[MATERIAL TO PROCESS — start]

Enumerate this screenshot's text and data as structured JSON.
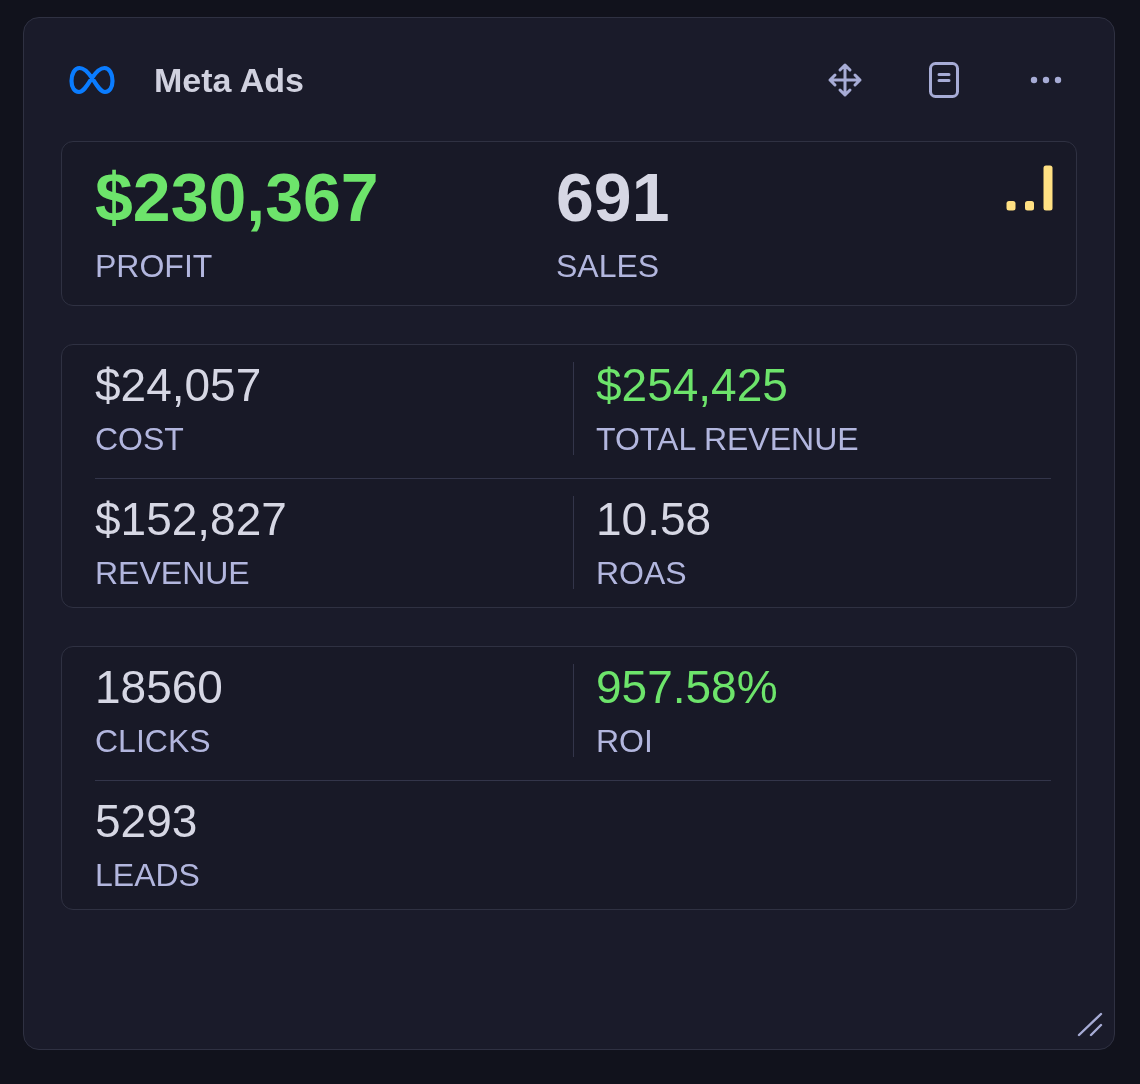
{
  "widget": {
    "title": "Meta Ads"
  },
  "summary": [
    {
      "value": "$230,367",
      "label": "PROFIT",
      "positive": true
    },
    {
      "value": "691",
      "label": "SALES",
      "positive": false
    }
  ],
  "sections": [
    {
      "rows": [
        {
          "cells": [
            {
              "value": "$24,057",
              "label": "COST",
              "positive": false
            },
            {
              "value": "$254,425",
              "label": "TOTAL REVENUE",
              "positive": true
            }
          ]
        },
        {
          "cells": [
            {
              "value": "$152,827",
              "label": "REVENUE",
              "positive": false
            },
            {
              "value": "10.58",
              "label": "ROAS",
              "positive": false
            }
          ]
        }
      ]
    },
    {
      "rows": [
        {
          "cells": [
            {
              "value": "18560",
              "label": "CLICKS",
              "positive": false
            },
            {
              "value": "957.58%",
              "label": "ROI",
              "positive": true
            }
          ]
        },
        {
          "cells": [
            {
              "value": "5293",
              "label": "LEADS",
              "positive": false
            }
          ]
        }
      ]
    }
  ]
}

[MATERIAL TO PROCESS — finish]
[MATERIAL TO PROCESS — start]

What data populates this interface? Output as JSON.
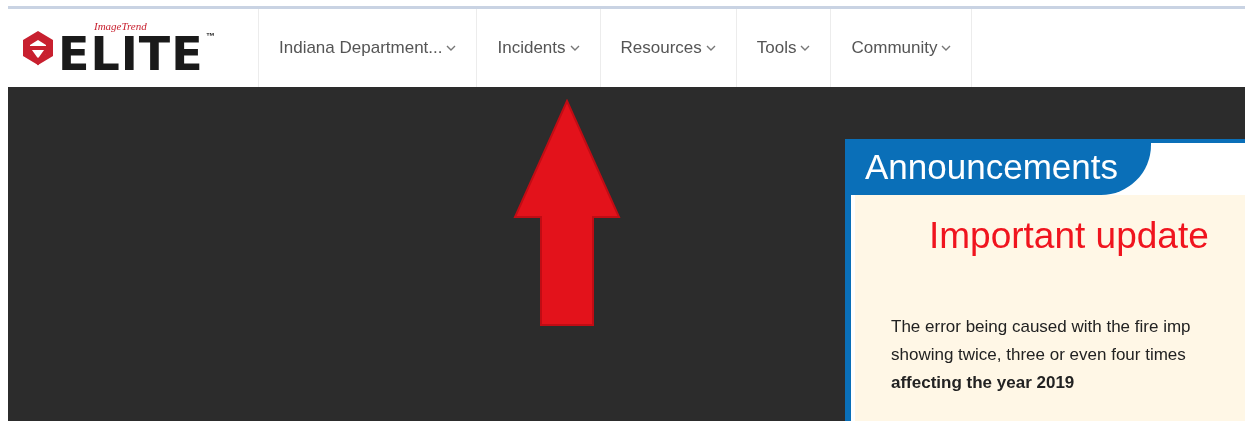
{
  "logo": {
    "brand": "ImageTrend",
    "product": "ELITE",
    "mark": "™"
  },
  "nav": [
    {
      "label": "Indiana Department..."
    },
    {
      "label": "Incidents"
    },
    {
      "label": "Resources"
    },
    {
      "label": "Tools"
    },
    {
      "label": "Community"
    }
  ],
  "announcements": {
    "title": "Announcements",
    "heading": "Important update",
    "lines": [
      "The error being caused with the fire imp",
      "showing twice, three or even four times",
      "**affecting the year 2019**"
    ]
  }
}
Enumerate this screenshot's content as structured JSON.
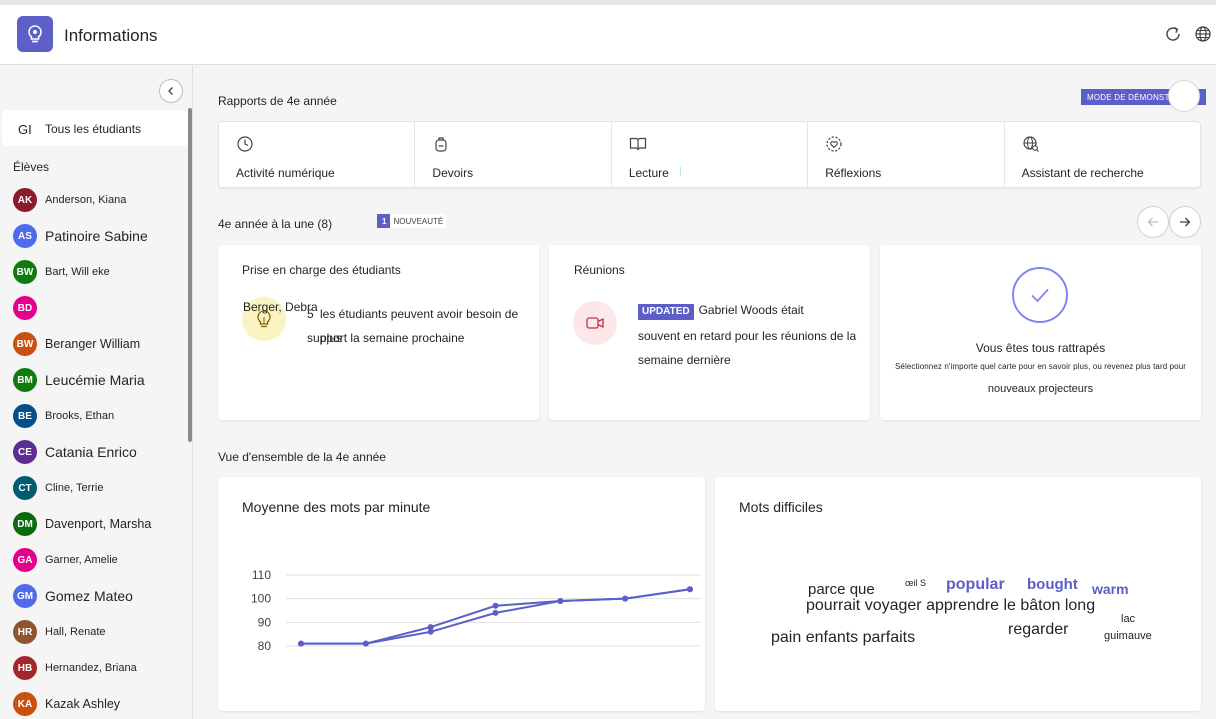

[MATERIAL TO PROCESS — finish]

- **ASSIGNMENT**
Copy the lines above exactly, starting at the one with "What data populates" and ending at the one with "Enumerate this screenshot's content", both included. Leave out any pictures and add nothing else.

- **FINAL ANSWER**
What data populates this interface? Output as JSON.
{
  "logo": {
    "brand": "ImageTrend",
    "product": "ELITE",
    "mark": "™"
  },
  "nav": [
    {
      "label": "Indiana Department..."
    },
    {
      "label": "Incidents"
    },
    {
      "label": "Resources"
    },
    {
      "label": "Tools"
    },
    {
      "label": "Community"
    }
  ],
  "announcements": {
    "title": "Announcements",
    "heading": "Important update",
    "lines": [
      "The error being caused with the fire imp",
      "showing twice, three or even four times",
      "**affecting the year 2019**"
    ]
  }
}
Enumerate this screenshot's content as structured JSON.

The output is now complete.